The Town of Devon is currently developing a Lead Management Plan and as such will be participating in a lead sampling program from May-September 2020.
The Town of Devon operates a robust water treatment plant with strict water quality parameters regulated by the Alberta government. Our water is tested by an independent lab for parameters that include lead.
The water plant produces water with no significant levels of lead as it leaves the plant. Nationally, there have been concerns about lead levels that could be found at the customer’s tap through lead piping or fixtures. This is why Health Canada released their new Maximum Acceptable Concentration for lead in drinking water as 5 ug/l (.005 mg/l) from the previous 10 ug/l (0.01 mg/l) in March of 2019. The other big change is that this maximum level is now at the customer’s tap and not to the customer’s service line.
Water is practically free from lead as it leaves the water plant but it has the potential to pick up lead from lead pipes and plumbing fixtures. The biggest contributor of lead leaching into the water and the areas of highest concern are older areas (pre 1950) of residential construction with lead service lines (pipes).
The Town of Devon is not aware of any lead service lines on the public (town) side. The other section of the service line is on the private (homeowner) side. As far as the town knows there are no records of lead lines on the private side but data will be collected over the course of the study period to confirm.

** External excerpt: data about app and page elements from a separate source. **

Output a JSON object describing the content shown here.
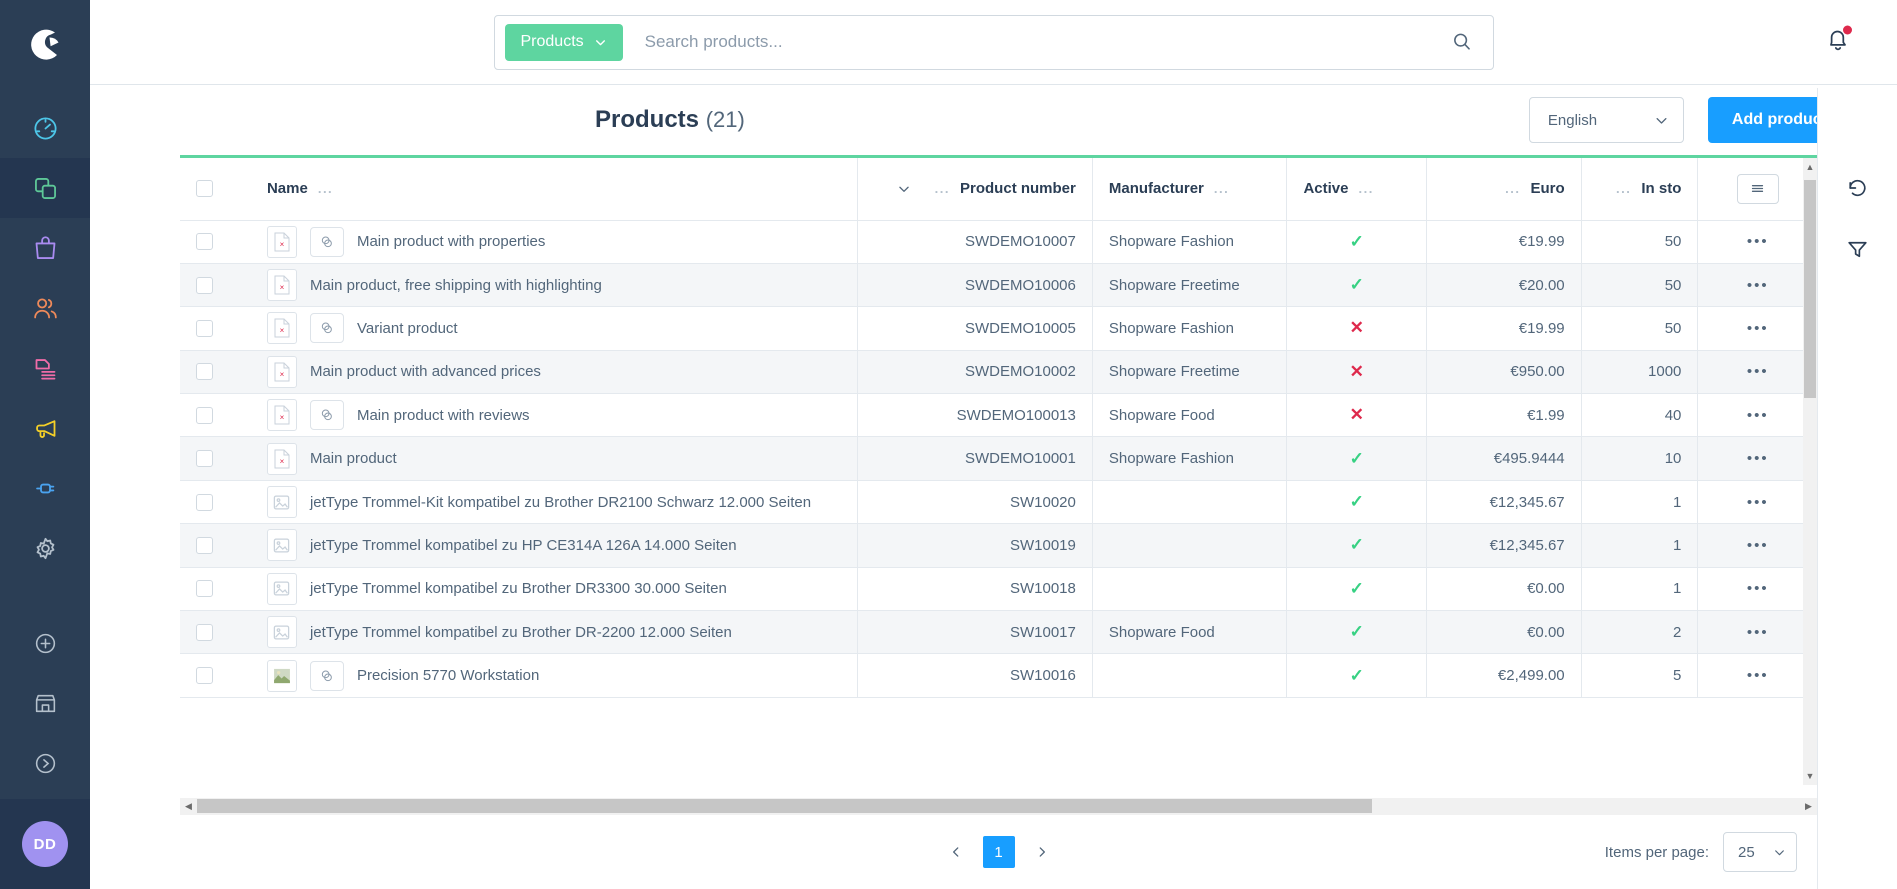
{
  "sidebar": {
    "logo_name": "shopware-logo",
    "items": [
      {
        "name": "dashboard",
        "icon": "gauge-icon",
        "color": "#4dc6e8",
        "active": false
      },
      {
        "name": "catalogues",
        "icon": "copy-icon",
        "color": "#5ec898",
        "active": true
      },
      {
        "name": "orders",
        "icon": "shopping-bag-icon",
        "color": "#a98bf0",
        "active": false
      },
      {
        "name": "customers",
        "icon": "users-icon",
        "color": "#ef8a5a",
        "active": false
      },
      {
        "name": "content",
        "icon": "content-icon",
        "color": "#f06ca8",
        "active": false
      },
      {
        "name": "marketing",
        "icon": "megaphone-icon",
        "color": "#f5d028",
        "active": false
      },
      {
        "name": "extensions",
        "icon": "plug-icon",
        "color": "#4aa3f0",
        "active": false
      },
      {
        "name": "settings",
        "icon": "gear-icon",
        "color": "#b4c0cc",
        "active": false
      }
    ],
    "bottom_items": [
      {
        "name": "add",
        "icon": "plus-circle-icon",
        "color": "#b4c0cc"
      },
      {
        "name": "storefront",
        "icon": "shop-icon",
        "color": "#b4c0cc"
      },
      {
        "name": "expand",
        "icon": "chevron-right-circle-icon",
        "color": "#b4c0cc"
      }
    ],
    "avatar_initials": "DD"
  },
  "search": {
    "scope_label": "Products",
    "scope_chevron": "chevron-down-icon",
    "placeholder": "Search products...",
    "value": "",
    "submit_icon": "search-icon"
  },
  "notifications": {
    "icon": "bell-icon",
    "has_unread": true
  },
  "header": {
    "title": "Products",
    "count": "(21)",
    "language": "English",
    "language_chevron": "chevron-down-icon",
    "add_product_label": "Add product"
  },
  "table": {
    "columns": [
      {
        "key": "checkbox",
        "label": "",
        "align": "left"
      },
      {
        "key": "name",
        "label": "Name",
        "align": "left",
        "menu": "..."
      },
      {
        "key": "product_number",
        "label": "Product number",
        "align": "right",
        "menu": "...",
        "sorted": "chevron-down-icon"
      },
      {
        "key": "manufacturer",
        "label": "Manufacturer",
        "align": "left",
        "menu": "..."
      },
      {
        "key": "active",
        "label": "Active",
        "align": "center",
        "menu": "..."
      },
      {
        "key": "euro",
        "label": "Euro",
        "align": "right",
        "menu": "..."
      },
      {
        "key": "in_stock",
        "label": "In sto",
        "align": "right",
        "menu": "..."
      },
      {
        "key": "actions",
        "label": "",
        "align": "center"
      }
    ],
    "settings_icon": "list-settings-icon",
    "rows": [
      {
        "name": "Main product with properties",
        "thumb": "broken-image-icon",
        "variant_badge": true,
        "product_number": "SWDEMO10007",
        "manufacturer": "Shopware Fashion",
        "active": true,
        "euro": "€19.99",
        "in_stock": "50",
        "actions": "•••"
      },
      {
        "name": "Main product, free shipping with highlighting",
        "thumb": "broken-image-icon",
        "variant_badge": false,
        "product_number": "SWDEMO10006",
        "manufacturer": "Shopware Freetime",
        "active": true,
        "euro": "€20.00",
        "in_stock": "50",
        "actions": "•••"
      },
      {
        "name": "Variant product",
        "thumb": "broken-image-icon",
        "variant_badge": true,
        "product_number": "SWDEMO10005",
        "manufacturer": "Shopware Fashion",
        "active": false,
        "euro": "€19.99",
        "in_stock": "50",
        "actions": "•••"
      },
      {
        "name": "Main product with advanced prices",
        "thumb": "broken-image-icon",
        "variant_badge": false,
        "product_number": "SWDEMO10002",
        "manufacturer": "Shopware Freetime",
        "active": false,
        "euro": "€950.00",
        "in_stock": "1000",
        "actions": "•••"
      },
      {
        "name": "Main product with reviews",
        "thumb": "broken-image-icon",
        "variant_badge": true,
        "product_number": "SWDEMO100013",
        "manufacturer": "Shopware Food",
        "active": false,
        "euro": "€1.99",
        "in_stock": "40",
        "actions": "•••"
      },
      {
        "name": "Main product",
        "thumb": "broken-image-icon",
        "variant_badge": false,
        "product_number": "SWDEMO10001",
        "manufacturer": "Shopware Fashion",
        "active": true,
        "euro": "€495.9444",
        "in_stock": "10",
        "actions": "•••"
      },
      {
        "name": "jetType Trommel-Kit kompatibel zu Brother DR2100 Schwarz 12.000 Seiten",
        "thumb": "image-placeholder-icon",
        "variant_badge": false,
        "product_number": "SW10020",
        "manufacturer": "",
        "active": true,
        "euro": "€12,345.67",
        "in_stock": "1",
        "actions": "•••"
      },
      {
        "name": "jetType Trommel kompatibel zu HP CE314A 126A 14.000 Seiten",
        "thumb": "image-placeholder-icon",
        "variant_badge": false,
        "product_number": "SW10019",
        "manufacturer": "",
        "active": true,
        "euro": "€12,345.67",
        "in_stock": "1",
        "actions": "•••"
      },
      {
        "name": "jetType Trommel kompatibel zu Brother DR3300 30.000 Seiten",
        "thumb": "image-placeholder-icon",
        "variant_badge": false,
        "product_number": "SW10018",
        "manufacturer": "",
        "active": true,
        "euro": "€0.00",
        "in_stock": "1",
        "actions": "•••"
      },
      {
        "name": "jetType Trommel kompatibel zu Brother DR-2200 12.000 Seiten",
        "thumb": "image-placeholder-icon",
        "variant_badge": false,
        "product_number": "SW10017",
        "manufacturer": "Shopware Food",
        "active": true,
        "euro": "€0.00",
        "in_stock": "2",
        "actions": "•••"
      },
      {
        "name": "Precision 5770 Workstation",
        "thumb": "photo-icon",
        "variant_badge": true,
        "product_number": "SW10016",
        "manufacturer": "",
        "active": true,
        "euro": "€2,499.00",
        "in_stock": "5",
        "actions": "•••"
      }
    ]
  },
  "rail": {
    "items": [
      {
        "name": "undo",
        "icon": "undo-icon"
      },
      {
        "name": "filter",
        "icon": "filter-icon"
      }
    ]
  },
  "footer": {
    "prev_icon": "chevron-left-icon",
    "next_icon": "chevron-right-icon",
    "current_page": "1",
    "items_per_page_label": "Items per page:",
    "items_per_page_value": "25",
    "items_per_page_chevron": "chevron-down-icon"
  }
}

Our drinking water is protected from corrosion by ensuring the pH is roughly 8. This pH coupled with a moderate amount of natural alkalinity helps to inhibit any leaching activity. This helps to control lead levels.
Ensuring good water quality at the tap means running the water you use to drink and cook with until the water is cold. This ensures your water is fresh. The water needs to spend approximately 6 hours in a lead line before lead is able to leach into the water.
If you are still concerned about water quality, a certified NSF -53 filter (International standard for lead removal) can be used as a Point of Use filter on the water tap itself or in a water pitcher. These can usually be found at the local grocery store or hardware store. If you use an under-the-counter water filter or a fridge water-dispenser, ensure the filters are NSF-53 certified.
Ensure filters are changed as per manufacturer’s instructions.
There are many accredited environmental laboratories in Edmonton that can perform water testing for lead. Contact us if you have questions.
For information on the potential hazards of lead in drinking water here is a link to Health Canada’s publication “What About Lead”
For a list of Questions and Answers about lead in drinking water here is a link to Alberta Health’s “Common Questions about Lead and Drinking Water”
The best way to contact the Water Treatment Plant is via email. If this is not an option, please call the number below and leave a message with contact information and someone from the plant will get back to you within 48 hours.